Like other living beings, labs are also vulnerable to genetic disorders. For example, many large breeds are prone to Hip Dysplasia, which is highly common among labs.

Moreover, young pups also can get EIC or exercise-induced collapse, which is also genetic. The best way to avoid this is by thorough investigation with the breeder and routine visits to a vet.

Who Is The Oldest Known Lab?

While the average lifespan of labs is around 12 years, the oldest Labrador in history is known to have lived for 27 years and three months.

Adjutant, born on 14 August 1936 and died on 20 November 1963, is the oldest known lab. The lab lived in England, United Kingdom, and is a Guinness World Record holder. He is one of the oldest dog when it comes to labs.

What Color Lab Lives The Longest?

If you want to know how long do yellow labs live or what color lab lives the longest, then you should understand that the median age of death of a chocolate labrador is 10.7 years. It is 1.4 years shorter than the median lifespan of a yellow or black lab. Thus, a yellow or black lab lives the longest.

Do Female Labs Live Longer?

The labrador lifespan male vs. female is quite close and similar, but with few exceptions.
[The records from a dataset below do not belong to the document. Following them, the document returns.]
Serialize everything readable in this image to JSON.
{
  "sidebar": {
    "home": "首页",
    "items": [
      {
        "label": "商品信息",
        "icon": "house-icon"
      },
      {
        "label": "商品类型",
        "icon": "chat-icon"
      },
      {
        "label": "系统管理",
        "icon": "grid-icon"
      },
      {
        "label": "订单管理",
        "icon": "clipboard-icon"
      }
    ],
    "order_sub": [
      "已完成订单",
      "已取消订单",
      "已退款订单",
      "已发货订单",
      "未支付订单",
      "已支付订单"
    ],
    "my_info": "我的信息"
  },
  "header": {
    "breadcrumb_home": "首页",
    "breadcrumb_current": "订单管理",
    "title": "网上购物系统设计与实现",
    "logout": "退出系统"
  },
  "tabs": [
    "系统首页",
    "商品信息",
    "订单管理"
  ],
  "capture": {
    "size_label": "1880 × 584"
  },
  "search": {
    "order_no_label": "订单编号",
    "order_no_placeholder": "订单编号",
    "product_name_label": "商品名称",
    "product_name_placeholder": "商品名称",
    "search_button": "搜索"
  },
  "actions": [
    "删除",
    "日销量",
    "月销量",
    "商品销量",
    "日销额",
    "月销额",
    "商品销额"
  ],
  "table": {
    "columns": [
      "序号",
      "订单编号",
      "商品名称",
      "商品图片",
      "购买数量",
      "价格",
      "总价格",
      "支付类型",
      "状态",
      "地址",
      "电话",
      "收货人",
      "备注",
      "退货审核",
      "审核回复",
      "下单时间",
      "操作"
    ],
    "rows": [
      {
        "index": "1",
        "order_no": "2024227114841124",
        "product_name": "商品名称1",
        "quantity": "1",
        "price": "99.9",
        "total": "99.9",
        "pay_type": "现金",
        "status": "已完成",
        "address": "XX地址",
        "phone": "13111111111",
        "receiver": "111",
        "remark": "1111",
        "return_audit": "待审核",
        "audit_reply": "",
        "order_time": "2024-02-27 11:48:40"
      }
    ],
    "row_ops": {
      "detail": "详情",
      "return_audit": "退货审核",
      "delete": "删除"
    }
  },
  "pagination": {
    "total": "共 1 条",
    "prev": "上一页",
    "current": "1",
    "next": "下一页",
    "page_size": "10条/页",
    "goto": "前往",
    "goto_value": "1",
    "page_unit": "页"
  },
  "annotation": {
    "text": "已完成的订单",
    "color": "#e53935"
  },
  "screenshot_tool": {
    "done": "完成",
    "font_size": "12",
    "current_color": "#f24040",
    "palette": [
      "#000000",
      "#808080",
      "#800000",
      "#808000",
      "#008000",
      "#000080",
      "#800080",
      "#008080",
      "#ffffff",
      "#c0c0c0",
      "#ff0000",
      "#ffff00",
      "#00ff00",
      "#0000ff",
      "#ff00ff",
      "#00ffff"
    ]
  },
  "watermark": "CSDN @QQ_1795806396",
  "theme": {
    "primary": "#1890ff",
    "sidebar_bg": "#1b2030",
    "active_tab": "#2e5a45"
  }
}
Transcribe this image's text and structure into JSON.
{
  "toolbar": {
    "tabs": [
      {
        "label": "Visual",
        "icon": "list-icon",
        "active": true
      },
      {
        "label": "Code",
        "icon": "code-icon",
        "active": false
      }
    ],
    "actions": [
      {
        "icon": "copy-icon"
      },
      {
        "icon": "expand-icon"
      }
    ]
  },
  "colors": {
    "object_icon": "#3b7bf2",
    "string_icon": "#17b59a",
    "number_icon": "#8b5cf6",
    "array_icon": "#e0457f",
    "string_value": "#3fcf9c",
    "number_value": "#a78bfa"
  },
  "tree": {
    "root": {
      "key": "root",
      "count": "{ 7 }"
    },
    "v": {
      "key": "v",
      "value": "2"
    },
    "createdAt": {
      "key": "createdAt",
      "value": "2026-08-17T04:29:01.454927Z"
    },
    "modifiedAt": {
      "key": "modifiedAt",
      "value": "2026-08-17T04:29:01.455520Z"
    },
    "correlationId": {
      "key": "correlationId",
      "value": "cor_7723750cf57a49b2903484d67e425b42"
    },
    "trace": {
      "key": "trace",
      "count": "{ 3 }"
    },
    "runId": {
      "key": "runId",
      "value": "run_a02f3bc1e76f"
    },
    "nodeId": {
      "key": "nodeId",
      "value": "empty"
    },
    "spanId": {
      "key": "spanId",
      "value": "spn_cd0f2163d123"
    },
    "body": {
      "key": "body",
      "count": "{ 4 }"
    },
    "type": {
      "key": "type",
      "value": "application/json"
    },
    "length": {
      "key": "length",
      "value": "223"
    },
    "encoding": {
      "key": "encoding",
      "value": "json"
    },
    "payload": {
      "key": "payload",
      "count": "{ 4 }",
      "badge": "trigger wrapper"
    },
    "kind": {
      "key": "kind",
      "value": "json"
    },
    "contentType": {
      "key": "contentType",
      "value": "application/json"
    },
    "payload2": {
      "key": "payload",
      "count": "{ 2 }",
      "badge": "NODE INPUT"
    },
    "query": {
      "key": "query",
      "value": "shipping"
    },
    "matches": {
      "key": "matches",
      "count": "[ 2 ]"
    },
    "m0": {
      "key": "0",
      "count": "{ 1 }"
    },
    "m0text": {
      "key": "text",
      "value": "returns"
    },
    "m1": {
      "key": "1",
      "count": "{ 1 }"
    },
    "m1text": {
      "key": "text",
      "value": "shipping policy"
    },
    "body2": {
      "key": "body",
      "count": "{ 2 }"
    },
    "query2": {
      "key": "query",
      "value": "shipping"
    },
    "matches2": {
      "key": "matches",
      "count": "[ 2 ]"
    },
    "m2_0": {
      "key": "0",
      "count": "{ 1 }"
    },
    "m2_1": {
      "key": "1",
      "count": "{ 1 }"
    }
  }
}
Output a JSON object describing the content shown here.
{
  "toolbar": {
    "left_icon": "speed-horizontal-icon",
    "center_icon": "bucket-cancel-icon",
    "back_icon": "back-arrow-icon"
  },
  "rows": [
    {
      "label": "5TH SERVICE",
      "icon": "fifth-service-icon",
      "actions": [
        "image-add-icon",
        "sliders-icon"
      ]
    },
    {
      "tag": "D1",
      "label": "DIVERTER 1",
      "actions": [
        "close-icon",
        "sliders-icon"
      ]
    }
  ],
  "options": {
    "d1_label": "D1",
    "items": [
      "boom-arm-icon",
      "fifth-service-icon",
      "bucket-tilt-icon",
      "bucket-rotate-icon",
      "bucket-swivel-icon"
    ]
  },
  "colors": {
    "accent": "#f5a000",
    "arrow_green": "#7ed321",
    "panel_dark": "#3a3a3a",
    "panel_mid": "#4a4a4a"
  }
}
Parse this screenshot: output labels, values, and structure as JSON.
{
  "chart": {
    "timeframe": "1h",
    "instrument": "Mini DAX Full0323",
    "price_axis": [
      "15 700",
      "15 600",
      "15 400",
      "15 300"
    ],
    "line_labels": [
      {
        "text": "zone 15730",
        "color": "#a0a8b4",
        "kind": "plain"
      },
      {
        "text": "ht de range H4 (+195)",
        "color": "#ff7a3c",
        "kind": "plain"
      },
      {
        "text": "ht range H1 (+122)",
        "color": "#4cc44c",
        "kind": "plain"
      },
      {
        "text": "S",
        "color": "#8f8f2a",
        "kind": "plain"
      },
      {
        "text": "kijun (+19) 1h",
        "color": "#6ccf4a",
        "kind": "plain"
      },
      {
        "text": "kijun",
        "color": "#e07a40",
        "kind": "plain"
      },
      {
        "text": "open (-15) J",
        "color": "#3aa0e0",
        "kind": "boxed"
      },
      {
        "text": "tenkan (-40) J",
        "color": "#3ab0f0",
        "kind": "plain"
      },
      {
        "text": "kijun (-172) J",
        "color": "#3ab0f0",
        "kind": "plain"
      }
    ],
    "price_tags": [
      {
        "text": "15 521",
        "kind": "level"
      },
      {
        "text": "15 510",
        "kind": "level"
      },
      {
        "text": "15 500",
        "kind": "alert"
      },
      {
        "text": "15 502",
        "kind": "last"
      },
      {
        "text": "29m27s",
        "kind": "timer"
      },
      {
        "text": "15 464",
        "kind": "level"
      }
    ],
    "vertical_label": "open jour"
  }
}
Both genders live for around 12 years of average years. But some actions, like showing affection, following their heat cycle, and others, can help you extend the female lab’s lifespan.

Final Thoughts on lab dog lifespan

It can always be challenging to say that final goodbye to your lab. The best reward and consolation for you will be the best life you can give your labrador. Use the tips to assist your lab in living a healthier and longer life with the best health conditions.

Looking after your lab and knowing common health problems they might face can help you provide them with the best care and veterinary medicine on time.

Moreover, tracking signs and symptoms can also ensure that you can diagnose issues before things get worse. So follow these tips for your lab to have a long and healthy life expectancy.

Author Profile

Sarah Sheikh
Sarah SheikhProduct Reviews Specialist and Cofounder
Labradors have an extraordinary capacity for love and companionship, and my mission is to help you unlock their full potential. Hi there! I'm Sarah, a proud contributor to Labradorandyou, the go-to online resource for all Labrador Retriever enthusiasts. As a lifelong owner and avid admirer of these remarkable dogs, I bring a wealth of knowledge and hands-on experience to our readers.

One of my strongest beliefs is in the power of positive reinforcement training. I'm truly passionate about helping our readers build strong, positive relationships with their Labradors. Whether you're a first-time owner or a seasoned Labrador enthusiast, I aim to provide you with the resources and guidance to cultivate a bond that will endure a lifetime.